St. Paul, Minn., Jul 16, 2020 / 09:32 am
A US Immigration and Customs Enforcement directive that would have forced thousands of international students to leave the country has been rescinded after it was challenged by a litany of lawsuits.
The directive, which was announced July 6, denied visas to international students with an exclusively online course load. It came after many colleges and universities announced plans to conduct the fall semester online, throwing the fate of international students into turmoil.
Catholic institutions praised the reversal of the directive.
The Association of Jesuit Colleges and Universities said in a statement that they were “heartened by the agreement” reached in the lawsuit between Harvard-MIT and the government.
“Our institutions’ ongoing advocacy stems from valuing global collaboration and having a keen awareness that the Jesuit mission of forming persons who are charged with making the world a better place is one that has no borders or boundaries,” said the AJCU.

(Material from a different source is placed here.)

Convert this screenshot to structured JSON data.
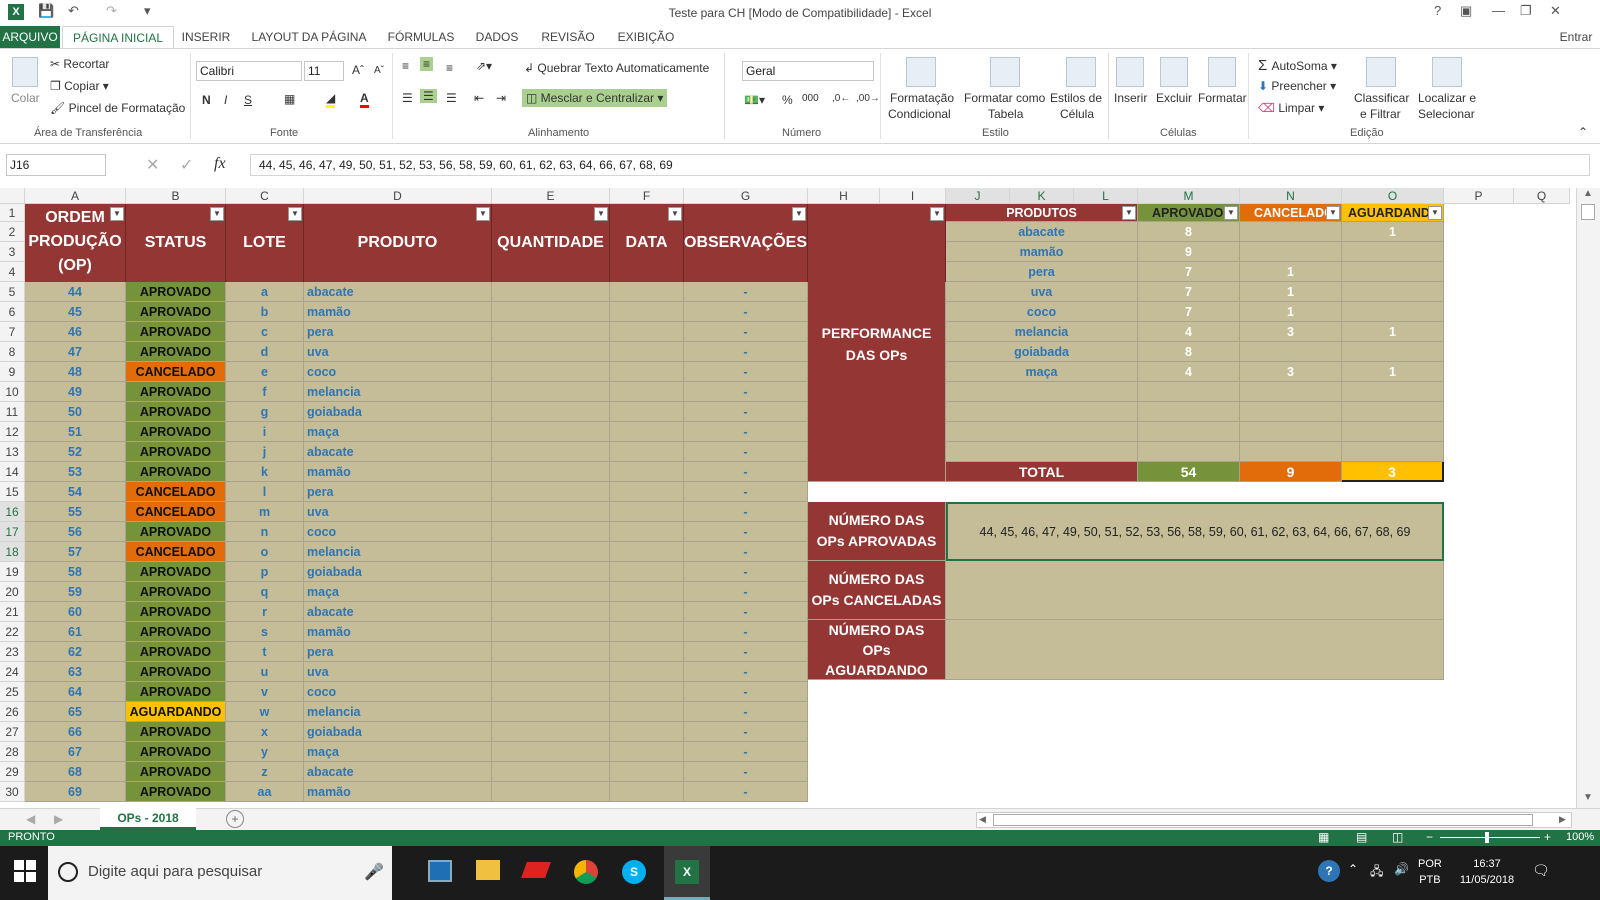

President John J. DeGioia of Georgetown University, who signed an amicus brief in support of the Harvard-MIT lawsuit, told the university’s press that he was “thankful for the news” of the reversal. Previously he had called the ICE directive a “reckless action” on the part of the government.
The directive “creates new and unnecessary barriers for international students and puts their health, stability and academic progress at risk if they are unable to participate in classes in person,” DeGioia said. It failed to “recognize the invaluable contributions of our international students within our community and the impacts of this abrupt change during an ongoing pandemic.”

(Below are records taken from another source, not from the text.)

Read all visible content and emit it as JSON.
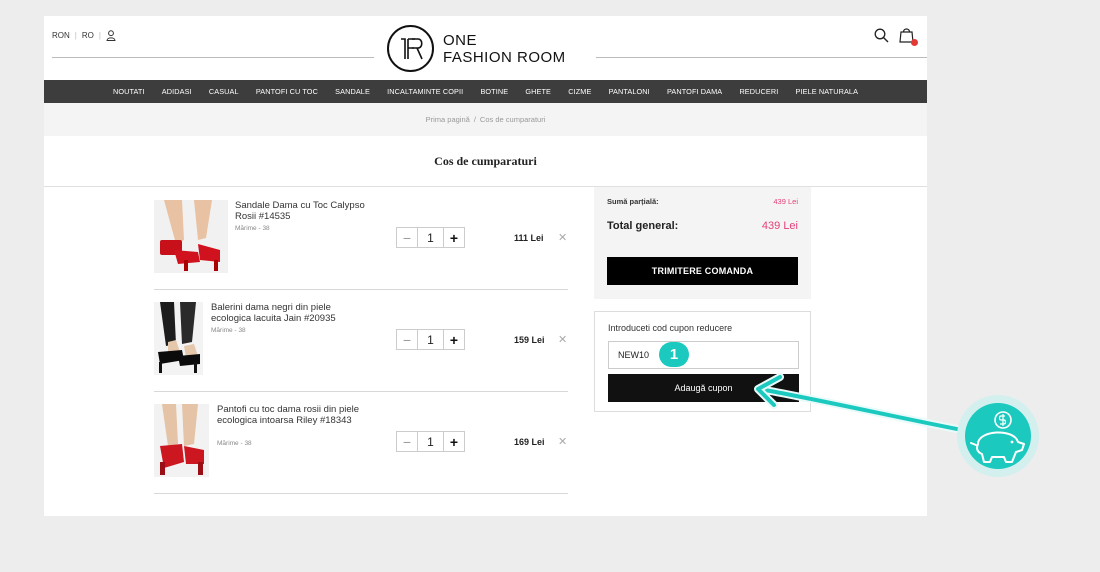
{
  "header": {
    "currency": "RON",
    "language": "RO",
    "logo_line1": "ONE",
    "logo_line2": "FASHION ROOM",
    "user_icon": "user-icon",
    "search_icon": "search-icon",
    "cart_icon": "shopping-bag-icon"
  },
  "nav": {
    "items": [
      "NOUTATI",
      "ADIDASI",
      "CASUAL",
      "PANTOFI CU TOC",
      "SANDALE",
      "INCALTAMINTE COPII",
      "BOTINE",
      "GHETE",
      "CIZME",
      "PANTALONI",
      "PANTOFI DAMA",
      "REDUCERI",
      "PIELE NATURALA"
    ]
  },
  "breadcrumb": {
    "home": "Prima pagină",
    "separator": "/",
    "current": "Cos de cumparaturi"
  },
  "page_title": "Cos de cumparaturi",
  "cart": {
    "items": [
      {
        "name": "Sandale Dama cu Toc Calypso Rosii #14535",
        "size": "Mărime - 38",
        "qty": "1",
        "price": "111 Lei"
      },
      {
        "name": "Balerini dama negri din piele ecologica lacuita Jain #20935",
        "size": "Mărime - 38",
        "qty": "1",
        "price": "159 Lei"
      },
      {
        "name": "Pantofi cu toc dama rosii din piele ecologica intoarsa Riley #18343",
        "size": "Mărime - 38",
        "qty": "1",
        "price": "169 Lei"
      }
    ],
    "minus": "−",
    "plus": "+",
    "remove": "✕"
  },
  "summary": {
    "subtotal_label": "Sumă parțială:",
    "subtotal_value": "439 Lei",
    "total_label": "Total general:",
    "total_value": "439 Lei",
    "checkout_label": "TRIMITERE COMANDA"
  },
  "coupon": {
    "title": "Introduceti cod cupon reducere",
    "value": "NEW10",
    "button_label": "Adaugă cupon",
    "step_number": "1"
  },
  "colors": {
    "accent_pink": "#e4407b",
    "teal": "#1cc9bf",
    "nav_bg": "#3d3d3d"
  }
}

The Association of Catholic Colleges and Universities also spoke out against the directive, calling it a “heartless” policy.